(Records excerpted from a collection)
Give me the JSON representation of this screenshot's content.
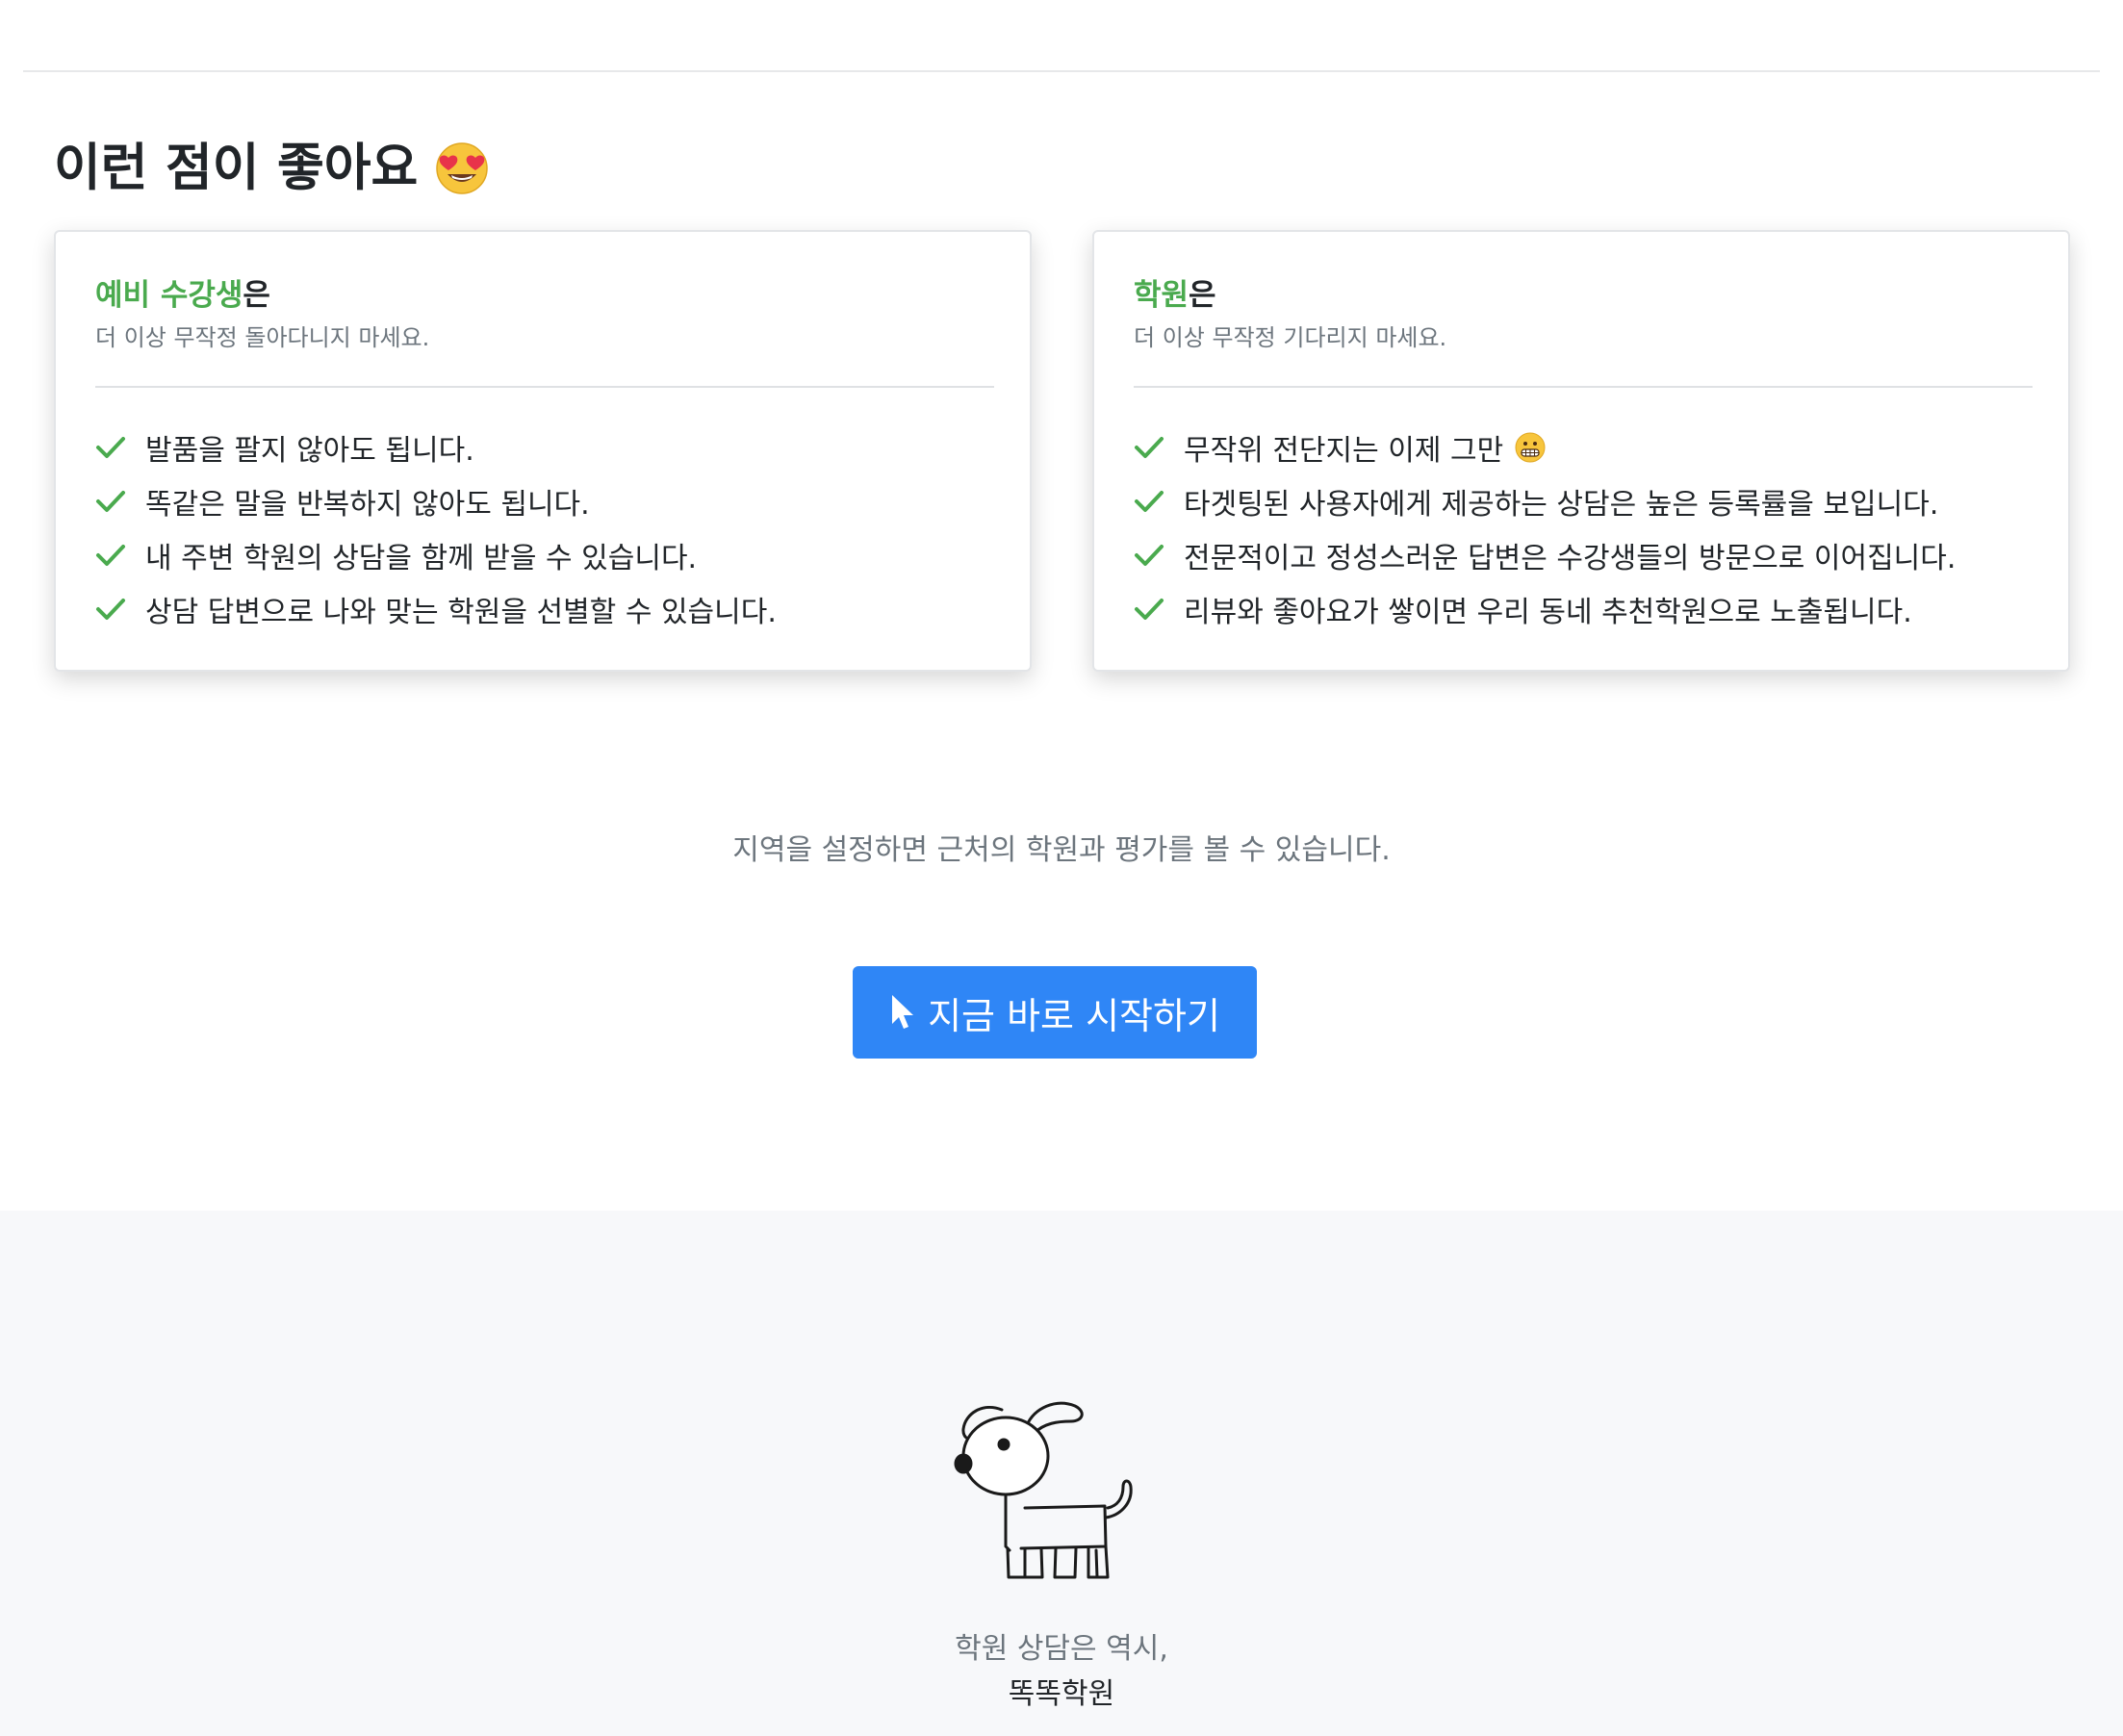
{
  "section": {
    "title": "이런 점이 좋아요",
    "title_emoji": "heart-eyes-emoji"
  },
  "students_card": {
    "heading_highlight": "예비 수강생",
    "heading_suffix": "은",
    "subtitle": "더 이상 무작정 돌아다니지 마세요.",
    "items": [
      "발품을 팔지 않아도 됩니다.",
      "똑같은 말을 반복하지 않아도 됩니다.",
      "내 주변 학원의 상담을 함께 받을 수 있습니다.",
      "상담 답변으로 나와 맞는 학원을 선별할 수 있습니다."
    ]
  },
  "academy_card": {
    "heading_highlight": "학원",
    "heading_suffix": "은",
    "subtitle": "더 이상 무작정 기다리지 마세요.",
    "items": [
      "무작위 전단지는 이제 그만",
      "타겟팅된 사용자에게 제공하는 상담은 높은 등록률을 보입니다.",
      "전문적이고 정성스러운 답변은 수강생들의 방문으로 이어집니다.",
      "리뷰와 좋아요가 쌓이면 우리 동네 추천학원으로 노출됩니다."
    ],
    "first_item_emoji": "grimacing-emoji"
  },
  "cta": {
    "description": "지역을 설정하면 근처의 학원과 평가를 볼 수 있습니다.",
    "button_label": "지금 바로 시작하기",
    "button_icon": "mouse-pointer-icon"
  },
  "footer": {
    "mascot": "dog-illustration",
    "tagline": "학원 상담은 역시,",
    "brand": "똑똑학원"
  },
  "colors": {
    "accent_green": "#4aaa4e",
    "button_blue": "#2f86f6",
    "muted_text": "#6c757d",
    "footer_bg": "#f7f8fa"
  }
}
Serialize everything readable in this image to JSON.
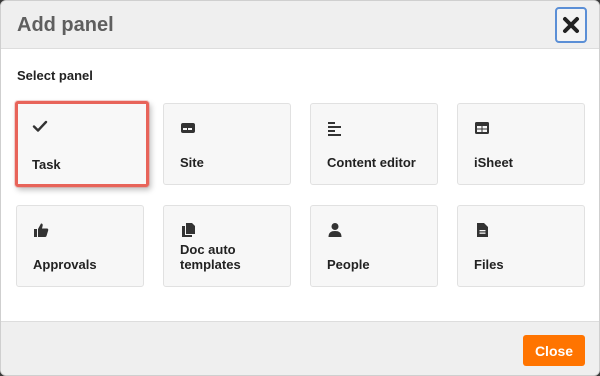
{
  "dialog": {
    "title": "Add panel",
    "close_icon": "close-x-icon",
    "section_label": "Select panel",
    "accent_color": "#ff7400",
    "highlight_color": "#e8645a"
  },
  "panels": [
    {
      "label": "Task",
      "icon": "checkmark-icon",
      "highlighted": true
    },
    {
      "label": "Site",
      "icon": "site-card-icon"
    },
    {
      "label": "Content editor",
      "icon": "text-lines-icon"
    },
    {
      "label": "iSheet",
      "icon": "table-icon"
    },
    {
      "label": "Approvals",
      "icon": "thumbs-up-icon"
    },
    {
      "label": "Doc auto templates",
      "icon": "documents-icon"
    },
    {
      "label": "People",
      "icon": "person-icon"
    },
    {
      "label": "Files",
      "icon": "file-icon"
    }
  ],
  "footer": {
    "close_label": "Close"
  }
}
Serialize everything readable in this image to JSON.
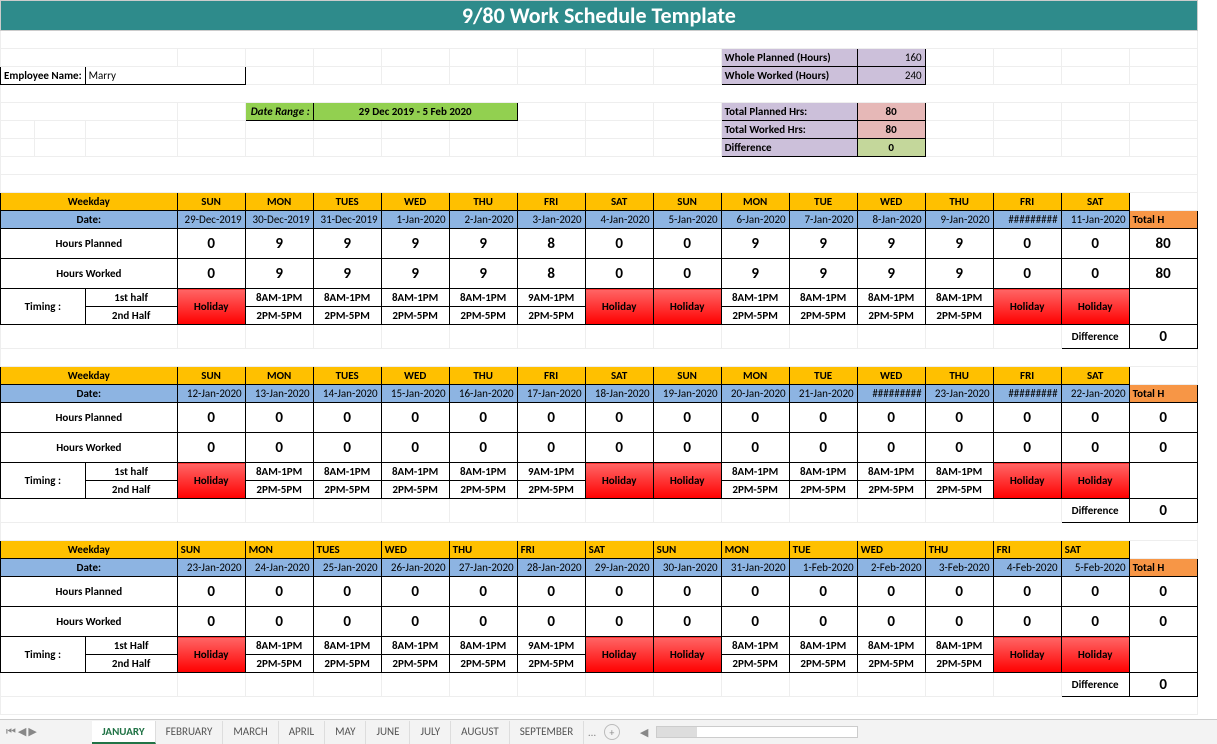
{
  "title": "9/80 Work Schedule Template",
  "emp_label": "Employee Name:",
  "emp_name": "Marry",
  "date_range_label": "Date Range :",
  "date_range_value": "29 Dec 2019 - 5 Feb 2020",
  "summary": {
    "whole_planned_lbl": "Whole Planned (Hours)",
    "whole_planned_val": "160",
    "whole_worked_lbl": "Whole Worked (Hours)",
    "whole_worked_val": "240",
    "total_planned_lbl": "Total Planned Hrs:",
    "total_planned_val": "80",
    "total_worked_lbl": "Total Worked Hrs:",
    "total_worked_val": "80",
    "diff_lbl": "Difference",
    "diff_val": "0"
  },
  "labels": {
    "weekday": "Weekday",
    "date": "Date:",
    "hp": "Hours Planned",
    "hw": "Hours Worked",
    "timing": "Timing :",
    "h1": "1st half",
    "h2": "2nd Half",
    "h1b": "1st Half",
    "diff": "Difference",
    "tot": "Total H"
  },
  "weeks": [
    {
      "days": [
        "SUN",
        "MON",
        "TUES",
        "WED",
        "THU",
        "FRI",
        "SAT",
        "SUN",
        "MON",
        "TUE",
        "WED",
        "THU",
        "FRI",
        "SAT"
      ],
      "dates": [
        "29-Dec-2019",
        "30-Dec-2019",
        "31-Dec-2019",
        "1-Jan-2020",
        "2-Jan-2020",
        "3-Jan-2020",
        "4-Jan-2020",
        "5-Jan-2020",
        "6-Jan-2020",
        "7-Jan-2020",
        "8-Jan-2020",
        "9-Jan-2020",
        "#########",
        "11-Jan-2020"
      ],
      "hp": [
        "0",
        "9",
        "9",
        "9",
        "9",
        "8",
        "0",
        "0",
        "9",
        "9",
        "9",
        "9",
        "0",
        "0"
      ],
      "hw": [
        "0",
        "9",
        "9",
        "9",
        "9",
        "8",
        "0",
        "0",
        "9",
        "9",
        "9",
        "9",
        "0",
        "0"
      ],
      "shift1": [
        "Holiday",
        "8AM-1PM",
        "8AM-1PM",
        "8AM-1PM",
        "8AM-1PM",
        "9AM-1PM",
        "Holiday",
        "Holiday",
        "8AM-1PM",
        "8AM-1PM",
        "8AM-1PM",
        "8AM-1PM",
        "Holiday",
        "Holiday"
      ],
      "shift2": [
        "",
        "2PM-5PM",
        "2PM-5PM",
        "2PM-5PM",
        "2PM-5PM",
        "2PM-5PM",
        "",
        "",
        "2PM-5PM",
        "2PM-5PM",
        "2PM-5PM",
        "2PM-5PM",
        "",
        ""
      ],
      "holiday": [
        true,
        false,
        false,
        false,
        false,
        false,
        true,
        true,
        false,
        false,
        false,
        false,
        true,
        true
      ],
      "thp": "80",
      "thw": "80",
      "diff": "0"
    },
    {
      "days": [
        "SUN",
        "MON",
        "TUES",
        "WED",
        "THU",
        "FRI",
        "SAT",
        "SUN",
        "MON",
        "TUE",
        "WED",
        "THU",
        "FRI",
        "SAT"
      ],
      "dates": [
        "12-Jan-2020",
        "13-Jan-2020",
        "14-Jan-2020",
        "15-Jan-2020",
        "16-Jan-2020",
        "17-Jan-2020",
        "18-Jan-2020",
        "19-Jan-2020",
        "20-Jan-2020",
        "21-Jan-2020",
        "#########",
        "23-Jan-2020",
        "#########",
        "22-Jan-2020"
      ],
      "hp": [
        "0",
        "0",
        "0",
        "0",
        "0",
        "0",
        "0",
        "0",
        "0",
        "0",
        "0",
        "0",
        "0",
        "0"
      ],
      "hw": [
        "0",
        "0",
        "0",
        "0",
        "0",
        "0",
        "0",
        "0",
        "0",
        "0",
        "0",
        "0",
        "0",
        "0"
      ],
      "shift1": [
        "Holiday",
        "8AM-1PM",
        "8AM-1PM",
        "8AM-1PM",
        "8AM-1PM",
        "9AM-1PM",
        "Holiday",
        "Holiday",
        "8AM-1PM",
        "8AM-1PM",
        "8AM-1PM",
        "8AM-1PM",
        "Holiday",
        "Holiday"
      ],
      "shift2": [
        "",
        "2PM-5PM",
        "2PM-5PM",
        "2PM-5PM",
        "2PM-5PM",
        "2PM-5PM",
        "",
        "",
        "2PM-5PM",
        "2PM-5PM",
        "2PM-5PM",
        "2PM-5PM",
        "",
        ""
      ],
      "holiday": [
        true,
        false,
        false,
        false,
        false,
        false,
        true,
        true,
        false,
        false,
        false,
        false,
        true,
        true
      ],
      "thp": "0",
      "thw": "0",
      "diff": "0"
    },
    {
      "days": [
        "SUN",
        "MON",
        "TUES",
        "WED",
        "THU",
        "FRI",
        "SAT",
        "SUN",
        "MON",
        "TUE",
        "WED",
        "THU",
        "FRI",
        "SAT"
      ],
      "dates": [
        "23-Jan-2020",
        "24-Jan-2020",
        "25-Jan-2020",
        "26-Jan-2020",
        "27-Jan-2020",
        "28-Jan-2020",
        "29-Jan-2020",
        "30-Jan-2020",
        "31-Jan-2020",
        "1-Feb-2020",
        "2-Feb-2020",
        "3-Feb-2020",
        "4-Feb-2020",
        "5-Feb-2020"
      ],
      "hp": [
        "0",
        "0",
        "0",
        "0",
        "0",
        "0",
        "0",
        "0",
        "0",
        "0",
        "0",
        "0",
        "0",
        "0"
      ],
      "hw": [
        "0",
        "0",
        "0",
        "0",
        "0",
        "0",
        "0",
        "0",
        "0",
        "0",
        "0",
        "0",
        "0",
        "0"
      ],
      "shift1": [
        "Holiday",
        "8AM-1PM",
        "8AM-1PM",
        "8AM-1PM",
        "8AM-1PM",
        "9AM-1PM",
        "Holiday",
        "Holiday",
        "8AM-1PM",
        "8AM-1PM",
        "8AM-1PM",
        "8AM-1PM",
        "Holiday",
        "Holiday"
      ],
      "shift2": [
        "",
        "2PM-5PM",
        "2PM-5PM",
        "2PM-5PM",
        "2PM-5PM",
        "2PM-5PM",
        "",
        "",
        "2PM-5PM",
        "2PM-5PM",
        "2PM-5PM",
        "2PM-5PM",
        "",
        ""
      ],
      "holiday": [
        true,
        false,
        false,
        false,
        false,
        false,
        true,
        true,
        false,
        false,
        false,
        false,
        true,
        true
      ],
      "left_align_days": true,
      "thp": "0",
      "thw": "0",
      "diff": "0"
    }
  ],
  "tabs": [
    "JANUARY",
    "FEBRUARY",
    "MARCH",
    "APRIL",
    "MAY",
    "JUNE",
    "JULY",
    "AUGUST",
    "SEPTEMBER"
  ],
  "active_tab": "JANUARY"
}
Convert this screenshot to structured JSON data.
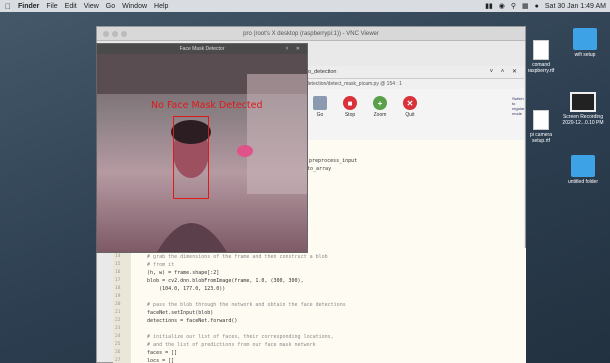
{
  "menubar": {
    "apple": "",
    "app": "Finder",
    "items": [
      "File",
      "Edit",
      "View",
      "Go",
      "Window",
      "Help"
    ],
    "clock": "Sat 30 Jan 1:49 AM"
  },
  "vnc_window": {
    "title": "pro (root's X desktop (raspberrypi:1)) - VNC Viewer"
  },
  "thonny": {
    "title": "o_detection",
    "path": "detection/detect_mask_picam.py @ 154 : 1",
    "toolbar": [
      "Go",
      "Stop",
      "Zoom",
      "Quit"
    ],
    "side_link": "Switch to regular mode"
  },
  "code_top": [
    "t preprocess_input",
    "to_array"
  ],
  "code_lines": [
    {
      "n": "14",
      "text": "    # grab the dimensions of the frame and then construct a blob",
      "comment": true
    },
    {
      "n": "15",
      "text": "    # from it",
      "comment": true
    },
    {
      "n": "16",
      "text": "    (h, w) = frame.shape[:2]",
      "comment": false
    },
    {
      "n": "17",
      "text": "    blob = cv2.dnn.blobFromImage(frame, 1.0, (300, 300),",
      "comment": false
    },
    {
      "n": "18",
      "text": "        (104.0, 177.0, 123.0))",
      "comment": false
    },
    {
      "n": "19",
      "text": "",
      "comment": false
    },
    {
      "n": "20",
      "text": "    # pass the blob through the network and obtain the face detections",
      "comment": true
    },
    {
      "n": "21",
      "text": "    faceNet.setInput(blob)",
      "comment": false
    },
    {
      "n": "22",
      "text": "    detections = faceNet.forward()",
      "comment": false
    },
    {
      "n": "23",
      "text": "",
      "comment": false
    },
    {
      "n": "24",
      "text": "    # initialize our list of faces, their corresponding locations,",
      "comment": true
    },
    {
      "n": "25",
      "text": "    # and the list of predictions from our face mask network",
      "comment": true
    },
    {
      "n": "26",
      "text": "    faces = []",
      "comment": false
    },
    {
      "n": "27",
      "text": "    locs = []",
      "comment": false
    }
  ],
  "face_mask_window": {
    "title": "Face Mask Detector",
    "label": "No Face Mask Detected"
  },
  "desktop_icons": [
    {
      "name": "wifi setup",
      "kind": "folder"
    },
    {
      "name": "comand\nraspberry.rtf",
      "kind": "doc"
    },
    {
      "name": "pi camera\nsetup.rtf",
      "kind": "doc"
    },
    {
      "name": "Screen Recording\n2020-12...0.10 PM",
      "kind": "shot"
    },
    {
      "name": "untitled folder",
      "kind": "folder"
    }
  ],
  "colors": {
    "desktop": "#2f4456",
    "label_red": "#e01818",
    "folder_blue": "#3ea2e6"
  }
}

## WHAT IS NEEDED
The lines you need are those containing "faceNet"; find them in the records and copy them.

## TASK OUTPUT
      "text": "    faceNet.setInput(blob)",
      "text": "    detections = faceNet.forward()",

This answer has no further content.